Over the past few years, MCPS has made efforts to diversify their curriculum. These changes include the introduction of books written by women and people in color into English curriculums, and the introduction of history courses beyond what is normally taught. In 2021, MCPS will extend this to members of the LGBTQ+ community.
Uma Fox, a sophomore at Richard Montgomery High School, has been working to develop the up and coming LGBTQ+ Studies course with the help of her organization, MoCo Pride. The course will cover LGBTQ+ history, art, culture, current issues and more.
Fox founded MoCo Pride when she noticed a lack of formal spaces in which LGBTQ+ youth voices were included. The group decided to lobby for an LGBTQ+ Studies course at the beginning of the 2020-2021 school year.
“One of the first things that I heard from students was ‘what are we going to do about a curriculum that doesn’t represent us and doesn’t have us included in it?’” Fox said.
The idea to create a LGBTQ+ Studies course has been in the works for some time. Many colleges currently offer it, but MCPS will be the first public school system to offer the course.
“It started with some students at Wootton last year, who, during the MCPS LGBTQ+ forum, voiced their support for something like an LGBTQ+ Studies class, and then once Moco Pride was founded it sort of became the implementer and the executive for it,” Fox said.
Senior Maeve McGhee, a member of the community, has noticed an overall lack of representation in her courses.
“From what I remember in US History, we barely covered the AIDS crisis or the Gay Rights movement and sort of just lumped it together with the trend towards Progressivism in the last couple decades,” McGhee said. “I feel like it wasn’t really given appropriate attention.”
This is an opinion shared by many students within the county. However, Fox is optimistic that the class will lead to positive change.
“The understanding that we have to understand our history and culture and how that’s going to inform the ways we actually advocate for ourselves and advocate for our community has really helped us frame this,” Fox said.
However, it hasn’t been smooth sailing for MoCo Pride.
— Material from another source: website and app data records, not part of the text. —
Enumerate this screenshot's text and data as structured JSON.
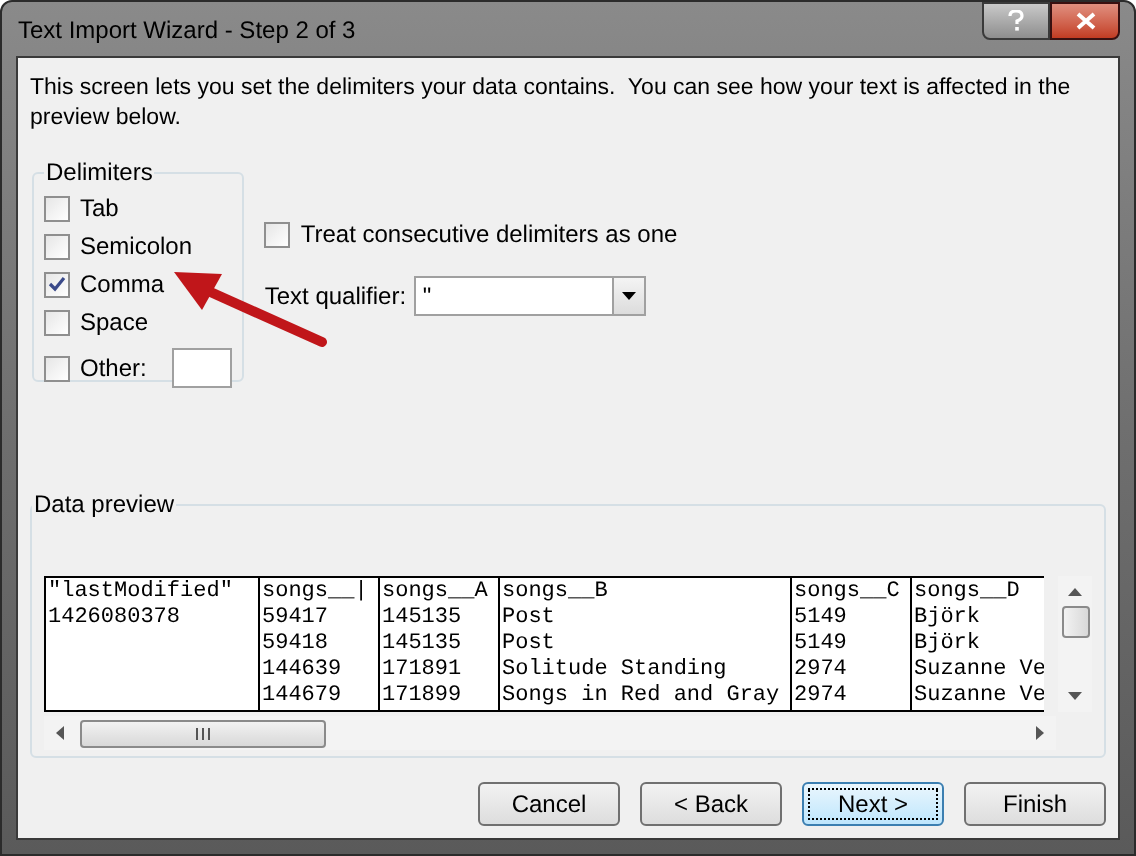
{
  "window": {
    "title": "Text Import Wizard - Step 2 of 3"
  },
  "description": "This screen lets you set the delimiters your data contains.  You can see how your text is affected in the preview below.",
  "delimiters": {
    "title": "Delimiters",
    "options": [
      {
        "label": "Tab",
        "checked": false,
        "kind": "plain"
      },
      {
        "label": "Semicolon",
        "checked": false,
        "kind": "plain"
      },
      {
        "label": "Comma",
        "checked": true,
        "kind": "plain"
      },
      {
        "label": "Space",
        "checked": false,
        "kind": "plain"
      },
      {
        "label": "Other:",
        "checked": false,
        "kind": "with_field"
      }
    ]
  },
  "consecutive": {
    "label": "Treat consecutive delimiters as one",
    "checked": false
  },
  "text_qualifier": {
    "label": "Text qualifier:",
    "value": "\""
  },
  "data_preview": {
    "title": "Data preview",
    "columns": [
      {
        "header": "\"lastModified\"",
        "cells": [
          "1426080378",
          "",
          "",
          ""
        ]
      },
      {
        "header": "songs__|",
        "cells": [
          "59417",
          "59418",
          "144639",
          "144679"
        ]
      },
      {
        "header": "songs__A",
        "cells": [
          "145135",
          "145135",
          "171891",
          "171899"
        ]
      },
      {
        "header": "songs__B",
        "cells": [
          "Post",
          "Post",
          "Solitude Standing",
          "Songs in Red and Gray"
        ]
      },
      {
        "header": "songs__C",
        "cells": [
          "5149",
          "5149",
          "2974",
          "2974"
        ]
      },
      {
        "header": "songs__D",
        "cells": [
          "Björk",
          "Björk",
          "Suzanne Ve",
          "Suzanne Ve"
        ]
      }
    ]
  },
  "buttons": [
    {
      "label": "Cancel",
      "focused": false
    },
    {
      "label": "< Back",
      "focused": false
    },
    {
      "label": "Next >",
      "focused": true
    },
    {
      "label": "Finish",
      "focused": false
    }
  ]
}
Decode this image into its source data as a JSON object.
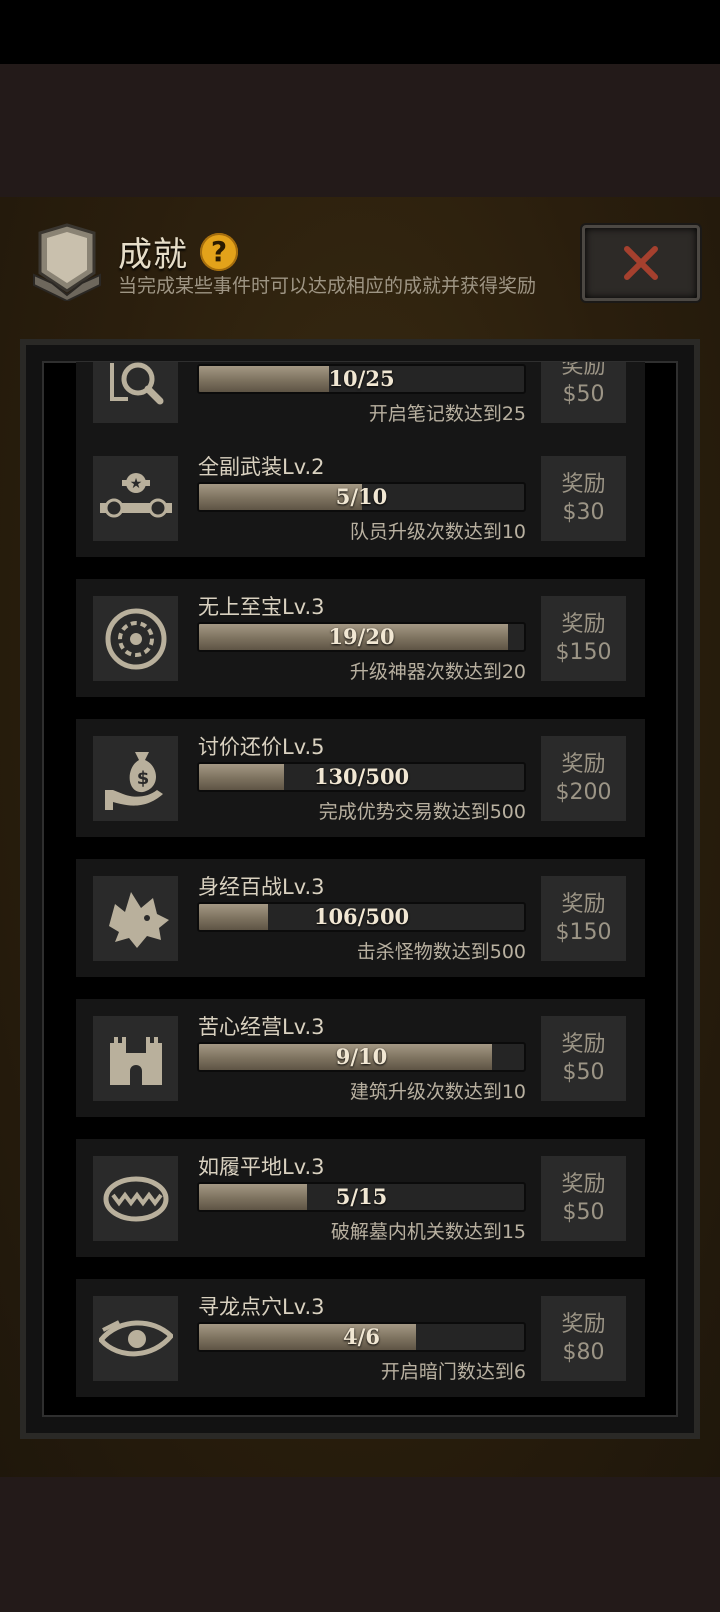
{
  "header": {
    "title": "成就",
    "subtitle": "当完成某些事件时可以达成相应的成就并获得奖励",
    "help_icon": "question-icon",
    "close_icon": "close-x-icon"
  },
  "colors": {
    "accent_gold": "#e3a21a",
    "close_x": "#a5402e",
    "progress_fill": "#8a7e6a"
  },
  "achievements": [
    {
      "name": "",
      "progress": "10/25",
      "fraction": 0.4,
      "desc": "开启笔记数达到25",
      "reward_label": "奖励",
      "reward_value": "$50",
      "icon": "search-notes-icon"
    },
    {
      "name": "全副武装Lv.2",
      "progress": "5/10",
      "fraction": 0.5,
      "desc": "队员升级次数达到10",
      "reward_label": "奖励",
      "reward_value": "$30",
      "icon": "rank-stars-icon"
    },
    {
      "name": "无上至宝Lv.3",
      "progress": "19/20",
      "fraction": 0.95,
      "desc": "升级神器次数达到20",
      "reward_label": "奖励",
      "reward_value": "$150",
      "icon": "relic-medallion-icon"
    },
    {
      "name": "讨价还价Lv.5",
      "progress": "130/500",
      "fraction": 0.26,
      "desc": "完成优势交易数达到500",
      "reward_label": "奖励",
      "reward_value": "$200",
      "icon": "money-bag-hand-icon"
    },
    {
      "name": "身经百战Lv.3",
      "progress": "106/500",
      "fraction": 0.212,
      "desc": "击杀怪物数达到500",
      "reward_label": "奖励",
      "reward_value": "$150",
      "icon": "wolf-head-icon"
    },
    {
      "name": "苦心经营Lv.3",
      "progress": "9/10",
      "fraction": 0.9,
      "desc": "建筑升级次数达到10",
      "reward_label": "奖励",
      "reward_value": "$50",
      "icon": "castle-icon"
    },
    {
      "name": "如履平地Lv.3",
      "progress": "5/15",
      "fraction": 0.333,
      "desc": "破解墓内机关数达到15",
      "reward_label": "奖励",
      "reward_value": "$50",
      "icon": "trap-jaws-icon"
    },
    {
      "name": "寻龙点穴Lv.3",
      "progress": "4/6",
      "fraction": 0.667,
      "desc": "开启暗门数达到6",
      "reward_label": "奖励",
      "reward_value": "$80",
      "icon": "dragon-eye-icon"
    }
  ]
}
Since the announcement of the course earlier this year, people have been very forthcoming with their opposition.
“Like any progress, there comes inevitable counter conflicts to it, and so we’ve already seen comments on various news sources about the course, saying things about it being socialism,” Fox said. “There’s always going to be things, but I think it really is the time for us.”
Students who are members of the LGBTQ+ community also have concerns.
“I feel like that in terms of media, education and pop culture, we tend to look back at these things and kind of erase the fact that a lot of LGBT movements were started by people of color or transgender people,” McGhee said. “I would hope that MCPS would not subscribe to that, but we just have to wait and see.”
Thankfully, the course is being written and developed by people close to the cause, including LGBTQ+ teachers and allies who have generously volunteered the time. The students in MoCo Pride then review the course and provide feedback for the writers.
The course writers aren’t the only people supporting the cause.
“I’d really like to commend the Montgomery County community for offering its support during this process,” Fox said. “We’ve had so many students reach out to us to get involved. We’re working on creating resources for students who cannot take the class, but still want LGBTQ+ education.”
Overall, Fox sees the introduction of the course as positive change. Implementation will begin in Spring 2021.
“Just like we have Latin American history and studies and African American history and studies, this is a culture with its own identity and I think it’s imperative for us to understand that in a cultural context and for us to understand it in a community context,” Fox said.
MoCo Pride is accepting new applications until June first. Apply at Bit.ly/mocoprideapplication.